====== Records for processing

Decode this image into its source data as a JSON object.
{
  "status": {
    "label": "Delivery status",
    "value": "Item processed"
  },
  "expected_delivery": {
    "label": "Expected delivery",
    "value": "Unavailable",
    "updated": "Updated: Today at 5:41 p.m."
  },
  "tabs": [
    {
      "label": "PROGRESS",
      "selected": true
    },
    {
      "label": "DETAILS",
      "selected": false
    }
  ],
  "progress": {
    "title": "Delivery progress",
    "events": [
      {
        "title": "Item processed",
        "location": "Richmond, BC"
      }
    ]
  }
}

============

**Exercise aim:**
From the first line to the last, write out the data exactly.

**Response box:**
Decode this image into its source data as a JSON object.
{
  "status": {
    "label": "Delivery status",
    "value": "Item processed"
  },
  "expected_delivery": {
    "label": "Expected delivery",
    "value": "Unavailable",
    "updated": "Updated: Today at 5:41 p.m."
  },
  "tabs": [
    {
      "label": "PROGRESS",
      "selected": true
    },
    {
      "label": "DETAILS",
      "selected": false
    }
  ],
  "progress": {
    "title": "Delivery progress",
    "events": [
      {
        "title": "Item processed",
        "location": "Richmond, BC"
      }
    ]
  }
}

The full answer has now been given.